▶ **Problem**: Which of the lines below contain the string "title"? Copy each one.

Page and application data records

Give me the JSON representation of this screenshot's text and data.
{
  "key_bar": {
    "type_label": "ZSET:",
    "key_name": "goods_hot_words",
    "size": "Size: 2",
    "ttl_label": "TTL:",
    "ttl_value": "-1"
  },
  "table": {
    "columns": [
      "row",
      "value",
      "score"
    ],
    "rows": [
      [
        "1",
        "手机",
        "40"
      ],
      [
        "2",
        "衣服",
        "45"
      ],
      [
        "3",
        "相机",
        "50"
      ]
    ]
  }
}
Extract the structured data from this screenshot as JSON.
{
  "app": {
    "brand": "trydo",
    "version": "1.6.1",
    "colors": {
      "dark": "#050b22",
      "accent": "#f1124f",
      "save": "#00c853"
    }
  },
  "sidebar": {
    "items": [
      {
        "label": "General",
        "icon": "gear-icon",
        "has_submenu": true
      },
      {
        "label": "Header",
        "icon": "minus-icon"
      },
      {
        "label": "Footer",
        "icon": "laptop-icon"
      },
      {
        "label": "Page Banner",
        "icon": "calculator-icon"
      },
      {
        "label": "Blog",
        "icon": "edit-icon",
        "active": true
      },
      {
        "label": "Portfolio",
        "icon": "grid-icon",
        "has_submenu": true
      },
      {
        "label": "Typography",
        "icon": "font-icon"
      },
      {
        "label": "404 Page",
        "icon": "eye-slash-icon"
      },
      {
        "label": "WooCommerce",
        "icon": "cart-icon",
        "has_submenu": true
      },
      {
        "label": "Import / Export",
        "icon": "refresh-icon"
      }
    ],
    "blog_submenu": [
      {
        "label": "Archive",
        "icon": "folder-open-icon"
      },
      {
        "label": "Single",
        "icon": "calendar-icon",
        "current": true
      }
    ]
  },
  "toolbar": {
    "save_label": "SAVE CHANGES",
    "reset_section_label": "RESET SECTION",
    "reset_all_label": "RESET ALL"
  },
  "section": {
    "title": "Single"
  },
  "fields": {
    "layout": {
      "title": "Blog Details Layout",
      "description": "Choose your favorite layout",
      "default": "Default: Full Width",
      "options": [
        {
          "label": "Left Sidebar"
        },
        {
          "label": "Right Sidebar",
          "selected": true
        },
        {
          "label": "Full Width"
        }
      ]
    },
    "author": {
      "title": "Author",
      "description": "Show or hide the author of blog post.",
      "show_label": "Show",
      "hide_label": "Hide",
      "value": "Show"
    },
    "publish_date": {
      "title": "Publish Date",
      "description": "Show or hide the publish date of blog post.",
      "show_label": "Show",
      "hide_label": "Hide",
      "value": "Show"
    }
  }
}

▶ **Completed task**:
    "title": "Single"
      "title": "Blog Details Layout",
      "title": "Author",
      "title": "Publish Date",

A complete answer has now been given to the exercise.